Today’s New York Times informs us of an exhibition called “Invisible Man: Gordon Parks and Ralph Ellison in Harlem,” a 1948 collaboration among two of the era’s most prominent African-American artists. The show features newly discovered images and photographs that have never been exhibited.
According the Times piece, “the black-and-white photographs are vignettes of life in Harlem: street scenes of adults and children; political advocacy in real time; and imagined scenes from ‘Invisible Man,’ Ellison’s watershed 1952 novel. The photographs are
[…] Continue reading »
“The thing to do is to exploit the meaning of the life you have.”
– Ralph Ellison, 1960 […] Continue reading »
The recent death of Amiri Baraka gets us looking back at the 1963 publication of his important and enduring study of jazz and and blues, Blues People: Negro Music in White America. Two pieces to turn interested readers to…The first, “The Blues,” by Ralph Ellison, first appeared in the February 6, 1964 edition of the New York Review of Books, and features Ellison’s classic line of criticism, “The tremendous burden of sociology which Jones would place upon this body of music is enough to give even the blues the blues.” The second, “Black History Meets Black Music” ‘Blues People’ at 50″ is a July 26, 2013 piece by Eugene Holley, Jr. published on NPR’s “A Blog Supreme,” in which Holley seeks opinion on the book from key contemporary critcs and musicians, including Harvard educator Ingrid Monson, who says that “Blues People is a brilliant and path-breaking book, not because all of its factual information is correct, or because all of its interpretive perspectives are unassailable, but because of the sheer audacity, scope and originality of its interpretive perspective.” […] Continue reading »
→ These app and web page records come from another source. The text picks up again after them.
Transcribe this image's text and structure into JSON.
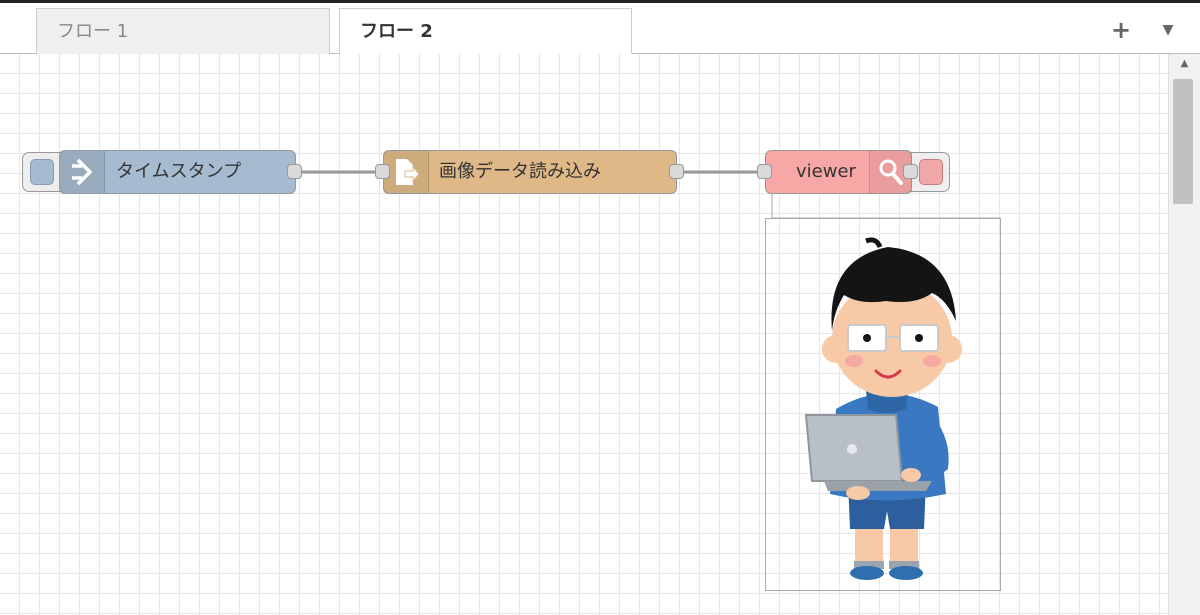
{
  "tabs": [
    {
      "label": "フロー 1",
      "active": false
    },
    {
      "label": "フロー 2",
      "active": true
    }
  ],
  "tab_actions": {
    "add_icon": "plus-icon",
    "menu_icon": "chevron-down-icon"
  },
  "nodes": [
    {
      "type": "inject",
      "label": "タイムスタンプ",
      "color": "#a6bbcf",
      "icon": "arrow-in-icon"
    },
    {
      "type": "file-in",
      "label": "画像データ読み込み",
      "color": "#deb887",
      "icon": "file-in-icon"
    },
    {
      "type": "image-viewer",
      "label": "viewer",
      "color": "#f8a7a7",
      "icon": "magnifier-icon"
    }
  ],
  "preview": {
    "content": "illustration of a person with glasses holding a laptop"
  },
  "colors": {
    "grid": "#e6e6e6",
    "wire": "#999999",
    "active_tab": "#ffffff",
    "inactive_tab": "#efefef"
  }
}
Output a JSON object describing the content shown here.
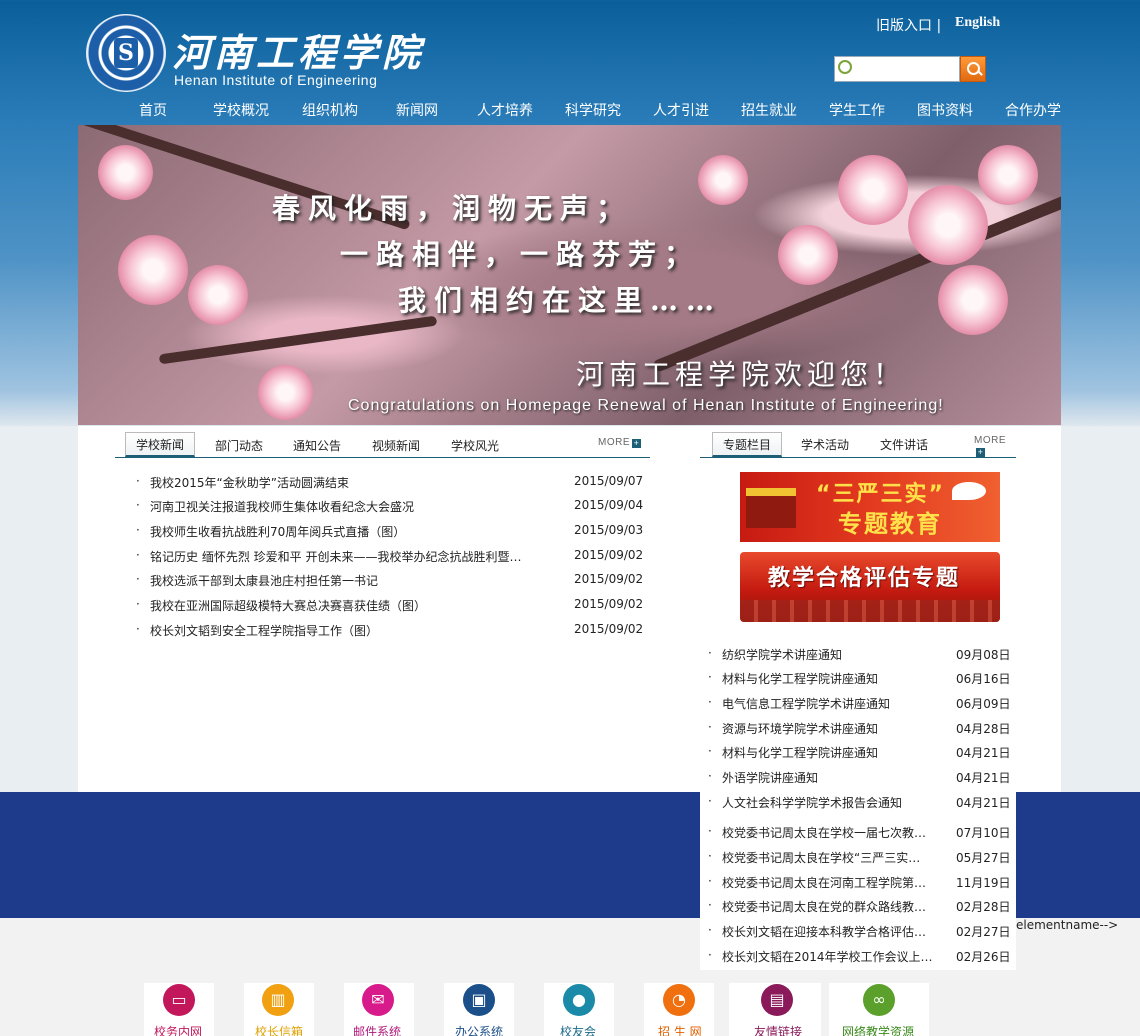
{
  "header": {
    "school_name_cn": "河南工程学院",
    "school_name_en": "Henan Institute of Engineering",
    "old_version": "旧版入口 |",
    "english": "English",
    "search_placeholder": ""
  },
  "nav": [
    "首页",
    "学校概况",
    "组织机构",
    "新闻网",
    "人才培养",
    "科学研究",
    "人才引进",
    "招生就业",
    "学生工作",
    "图书资料",
    "合作办学"
  ],
  "banner": {
    "line1": "春风化雨，润物无声；",
    "line2": "一路相伴，一路芬芳；",
    "line3": "我们相约在这里……",
    "welcome": "河南工程学院欢迎您！",
    "congrats": "Congratulations on Homepage Renewal of Henan Institute of Engineering!"
  },
  "news": {
    "tabs": [
      "学校新闻",
      "部门动态",
      "通知公告",
      "视频新闻",
      "学校风光"
    ],
    "more": "MORE",
    "items": [
      {
        "title": "我校2015年“金秋助学”活动圆满结束",
        "date": "2015/09/07"
      },
      {
        "title": "河南卫视关注报道我校师生集体收看纪念大会盛况",
        "date": "2015/09/04"
      },
      {
        "title": "我校师生收看抗战胜利70周年阅兵式直播（图）",
        "date": "2015/09/03"
      },
      {
        "title": "铭记历史 缅怀先烈 珍爱和平 开创未来——我校举办纪念抗战胜利暨…",
        "date": "2015/09/02"
      },
      {
        "title": "我校选派干部到太康县池庄村担任第一书记",
        "date": "2015/09/02"
      },
      {
        "title": "我校在亚洲国际超级模特大赛总决赛喜获佳绩（图）",
        "date": "2015/09/02"
      },
      {
        "title": "校长刘文韬到安全工程学院指导工作（图）",
        "date": "2015/09/02"
      }
    ]
  },
  "topics": {
    "tabs": [
      "专题栏目",
      "学术活动",
      "文件讲话"
    ],
    "more": "MORE",
    "promo1_line1": "“三严三实”",
    "promo1_line2": "专题教育",
    "promo2": "教学合格评估专题",
    "items": [
      {
        "title": "纺织学院学术讲座通知",
        "date": "09月08日"
      },
      {
        "title": "材料与化学工程学院讲座通知",
        "date": "06月16日"
      },
      {
        "title": "电气信息工程学院学术讲座通知",
        "date": "06月09日"
      },
      {
        "title": "资源与环境学院学术讲座通知",
        "date": "04月28日"
      },
      {
        "title": "材料与化学工程学院讲座通知",
        "date": "04月21日"
      },
      {
        "title": "外语学院讲座通知",
        "date": "04月21日"
      },
      {
        "title": "人文社会科学学院学术报告会通知",
        "date": "04月21日"
      }
    ],
    "items2": [
      {
        "title": "校党委书记周太良在学校一届七次教…",
        "date": "07月10日"
      },
      {
        "title": "校党委书记周太良在学校“三严三实…",
        "date": "05月27日"
      },
      {
        "title": "校党委书记周太良在河南工程学院第…",
        "date": "11月19日"
      },
      {
        "title": "校党委书记周太良在党的群众路线教…",
        "date": "02月28日"
      },
      {
        "title": "校长刘文韬在迎接本科教学合格评估…",
        "date": "02月27日"
      },
      {
        "title": "校长刘文韬在2014年学校工作会议上…",
        "date": "02月26日"
      }
    ]
  },
  "stray_text": "elementname-->",
  "quick_links": [
    {
      "label": "校务内网",
      "icon": "monitor-icon",
      "color": "#c2185b",
      "text_color": "#c2185b"
    },
    {
      "label": "校长信箱",
      "icon": "books-icon",
      "color": "#f0a010",
      "text_color": "#e0a000"
    },
    {
      "label": "邮件系统",
      "icon": "mail-icon",
      "color": "#d81b8a",
      "text_color": "#b0187a"
    },
    {
      "label": "办公系统",
      "icon": "briefcase-icon",
      "color": "#1a4f8a",
      "text_color": "#1a4f8a"
    },
    {
      "label": "校友会",
      "icon": "user-icon",
      "color": "#1a8aa8",
      "text_color": "#1a6a88"
    },
    {
      "label": "招 生 网",
      "icon": "rss-icon",
      "color": "#f07010",
      "text_color": "#e06000"
    },
    {
      "label": "友情链接",
      "icon": "book-icon",
      "color": "#8a1a5a",
      "text_color": "#8a1a5a"
    },
    {
      "label": "网络教学资源",
      "icon": "link-icon",
      "color": "#5aa02a",
      "text_color": "#3a8a1a"
    }
  ]
}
One of my more interesting experiences as publisher of Jerry Jazz Musician was producing a series of interviews that focused on the work of the novelist Ralph Ellison. Invisible Man was a favorite novel of mine as a young man, but it wasn’t until I reread it in the 1990’s before I began to understand the enormity of its cultural significance. At that time, Ellison’s second (and unfinished) novel Juneteenth was being published, and a variety of books on Ellison were released at the same time – among them Living with Music, a collection of Ellison’s writings on jazz music edited by Columbia University scholar Robert O’Meally, and Trading Twelves: The Selected Letters of Ralph Ellison and Albert Murray. […] Continue reading »
Although it only encompasses about six square miles, the New York City neighborhood of Harlem has played a central role in the development of American culture. Originally rural farmland, then an affluent suburb, since 1911 Harlemhas been predominantly an African American community. Its residents havehad a disproportionately large impact on all aspects of American culture,leaving their mark on literature, art, comedy, dance, theater, music, sports, religion and politics. […] Continue reading »
Nigger Lives Here
Nigger lives here
Bill’s glowing white
for the fourth
in a row,
[…] Continue reading »
Ralph Ellison is justly celebrated for his epochal novel Invisible Man, which won the National Book Award in 1953 and has become a classic of American literature. But Ellisons strange inability to finish a second novel, despite his dogged efforts and soaring prestige, made him a supremely enigmatic figure. In Ralph Ellison: A Biography, Arnold Rampersad skillfully tells the story of a writer whose thunderous novel and astute, courageous essays on race, literature, and culture assure him of a permanent place in our literary heritage. […] Continue reading »
While Ralph Ellison will forever be best remembered as author of the classic American novel of identity, Invisible Man, he also contributed significant essays on jazz that stand as compelling testaments to his era. His work included an homage to Duke Ellington, stinging critiques of Charlie Parker and Miles Davis, and recognition of the changing-of-the-guard taking place at Harlem’s Minton’s in the 1940’s. He wrote on musical topics from flamenco to Charlie Christian, and from Jimmy Rushing to Mahalia Jackson. […] Continue reading »
Author, intellectual and social critic, Ralph Ellison was a pivotal figure in American literature and history, and arguably the father of African-American modernism. Universally acclaimed for Invisible Man, a masterpiece of modern fiction, and more recently for the posthumously edited and published Juneteenth, Ellison was recognized with a succession of honors, including the 1953 National Book Award.
Lawrence Jackson’s Ralph Ellison: Emergence of Genius is the first thoroughly researched biography of Ellison.
[…] Continue reading »
Village Voice writer Gary Giddins, winner of the National Book Critics Circle Award, and who is the country’s preeminent jazz critic, joins us in a June 21, 2002 conversation about Invisible Man author Ralph Ellison. […] Continue reading »